If a line below includes the string "JSON", copy it.
Segment Start: LISTED RECORDS
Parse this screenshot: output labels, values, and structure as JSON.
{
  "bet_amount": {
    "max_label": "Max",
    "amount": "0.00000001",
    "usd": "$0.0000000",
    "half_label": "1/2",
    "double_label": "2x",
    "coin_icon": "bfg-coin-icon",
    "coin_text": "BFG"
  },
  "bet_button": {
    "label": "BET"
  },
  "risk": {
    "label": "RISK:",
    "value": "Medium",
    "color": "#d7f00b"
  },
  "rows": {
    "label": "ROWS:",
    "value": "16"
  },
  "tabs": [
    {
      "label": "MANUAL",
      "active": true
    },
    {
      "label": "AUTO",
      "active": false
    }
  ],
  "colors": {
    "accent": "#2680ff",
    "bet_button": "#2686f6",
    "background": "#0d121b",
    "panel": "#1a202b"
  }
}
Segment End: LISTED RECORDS
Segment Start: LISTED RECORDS
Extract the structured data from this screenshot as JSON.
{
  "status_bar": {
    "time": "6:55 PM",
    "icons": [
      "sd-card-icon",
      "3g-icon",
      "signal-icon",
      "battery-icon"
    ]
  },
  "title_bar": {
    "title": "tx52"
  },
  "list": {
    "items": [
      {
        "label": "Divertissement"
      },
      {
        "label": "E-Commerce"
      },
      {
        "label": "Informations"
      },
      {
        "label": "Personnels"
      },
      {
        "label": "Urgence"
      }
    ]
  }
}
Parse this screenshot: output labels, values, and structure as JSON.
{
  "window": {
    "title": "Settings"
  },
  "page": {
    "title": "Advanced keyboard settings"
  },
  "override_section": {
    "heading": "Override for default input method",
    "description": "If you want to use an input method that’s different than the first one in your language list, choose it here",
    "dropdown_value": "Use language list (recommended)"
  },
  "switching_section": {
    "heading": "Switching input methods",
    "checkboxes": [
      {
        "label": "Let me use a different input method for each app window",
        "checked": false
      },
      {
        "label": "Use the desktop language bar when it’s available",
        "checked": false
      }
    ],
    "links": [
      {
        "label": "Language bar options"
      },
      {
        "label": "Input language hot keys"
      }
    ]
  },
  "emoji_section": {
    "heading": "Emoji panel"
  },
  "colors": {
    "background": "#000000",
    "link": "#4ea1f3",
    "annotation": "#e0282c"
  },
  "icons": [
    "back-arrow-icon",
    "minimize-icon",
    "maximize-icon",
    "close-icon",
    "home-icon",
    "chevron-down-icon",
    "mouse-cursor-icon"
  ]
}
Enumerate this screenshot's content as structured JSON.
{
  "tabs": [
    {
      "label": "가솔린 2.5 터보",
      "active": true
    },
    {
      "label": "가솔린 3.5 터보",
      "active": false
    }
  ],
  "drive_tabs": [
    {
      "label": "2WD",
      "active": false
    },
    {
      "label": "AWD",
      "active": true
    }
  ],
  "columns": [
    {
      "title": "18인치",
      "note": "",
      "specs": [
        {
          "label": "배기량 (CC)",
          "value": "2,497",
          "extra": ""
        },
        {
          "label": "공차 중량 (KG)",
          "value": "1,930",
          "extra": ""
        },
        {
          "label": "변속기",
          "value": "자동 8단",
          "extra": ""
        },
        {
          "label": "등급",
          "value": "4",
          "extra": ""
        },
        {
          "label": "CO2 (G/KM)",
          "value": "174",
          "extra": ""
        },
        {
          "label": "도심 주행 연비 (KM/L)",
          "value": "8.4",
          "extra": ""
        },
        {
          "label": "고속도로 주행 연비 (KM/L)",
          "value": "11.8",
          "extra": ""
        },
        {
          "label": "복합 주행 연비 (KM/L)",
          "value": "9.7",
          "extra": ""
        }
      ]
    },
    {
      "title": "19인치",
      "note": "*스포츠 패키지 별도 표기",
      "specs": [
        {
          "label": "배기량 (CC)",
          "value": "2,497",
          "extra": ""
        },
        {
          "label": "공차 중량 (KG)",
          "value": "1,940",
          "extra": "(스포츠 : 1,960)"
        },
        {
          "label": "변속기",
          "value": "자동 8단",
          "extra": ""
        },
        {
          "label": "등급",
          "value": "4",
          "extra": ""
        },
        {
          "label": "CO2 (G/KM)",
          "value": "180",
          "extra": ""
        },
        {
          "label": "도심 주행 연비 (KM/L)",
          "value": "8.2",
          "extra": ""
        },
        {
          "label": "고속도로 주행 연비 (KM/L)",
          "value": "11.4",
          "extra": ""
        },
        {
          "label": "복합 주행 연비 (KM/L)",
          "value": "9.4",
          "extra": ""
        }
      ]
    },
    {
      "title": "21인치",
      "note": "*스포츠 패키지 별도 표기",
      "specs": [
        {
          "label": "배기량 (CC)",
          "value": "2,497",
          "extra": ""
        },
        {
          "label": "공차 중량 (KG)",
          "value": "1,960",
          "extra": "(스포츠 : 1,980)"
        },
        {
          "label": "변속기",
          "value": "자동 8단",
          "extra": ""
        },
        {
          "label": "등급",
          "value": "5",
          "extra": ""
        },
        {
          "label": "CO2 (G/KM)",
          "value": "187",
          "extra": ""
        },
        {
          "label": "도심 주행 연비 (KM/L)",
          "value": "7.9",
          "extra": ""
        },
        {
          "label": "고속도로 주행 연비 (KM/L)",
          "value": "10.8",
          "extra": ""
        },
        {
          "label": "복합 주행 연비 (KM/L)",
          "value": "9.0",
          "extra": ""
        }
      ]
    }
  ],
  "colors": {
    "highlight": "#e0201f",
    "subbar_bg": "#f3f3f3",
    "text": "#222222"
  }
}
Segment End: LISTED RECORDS
#### WRITTEN REPLY:
Parse this screenshot: output labels, values, and structure as JSON.
Extract the structured data from this screenshot as JSON.
Parse this screenshot: output labels, values, and structure as JSON.
Enumerate this screenshot's content as structured JSON.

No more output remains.